What are appropriate steps to take when the corresponding author of a paper one finds very interesting, and potentially very useful, but slightly puzzling (due to the enforced brevity of the publication format) in its nuts and bolts implementation doesn't correspond? (I do not mean, 'Does not provide instant and copiously detailed answers,' I mean, 'Complete radio silence.')
Clearly, one does not send e-mail after e-mail after e-mail. That is both rude and insane. (Expecting different results from the same action.)
Clearly, one does survey that author's other literature (including past theses or dissertations, often the best place to find more verbose treatments of early papers) to see if the nuts and bolts questions are resolved there; one also surveys the literature of the non-corresponding co-authors for the same reason. (In fact, one does this, in my opinion, before contacting anyone in the first place.)
Clearly one does verify that the e-mail is up to date, to the best of one's ability.
When these options fail, and one is still extremely interested in a working implementation of a tersely published technique, are there any other reasonable strategies to apply?
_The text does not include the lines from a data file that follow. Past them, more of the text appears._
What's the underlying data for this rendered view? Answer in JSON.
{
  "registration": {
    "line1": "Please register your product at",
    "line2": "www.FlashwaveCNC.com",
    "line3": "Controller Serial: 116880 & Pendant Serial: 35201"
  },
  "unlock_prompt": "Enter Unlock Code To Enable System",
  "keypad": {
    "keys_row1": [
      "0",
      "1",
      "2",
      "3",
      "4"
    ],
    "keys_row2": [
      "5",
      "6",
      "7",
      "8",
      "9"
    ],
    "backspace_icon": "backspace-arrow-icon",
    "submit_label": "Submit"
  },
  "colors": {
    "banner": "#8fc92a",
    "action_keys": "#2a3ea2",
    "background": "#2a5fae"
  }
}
Reasonable, as in, will not cause terrible reputation in the field.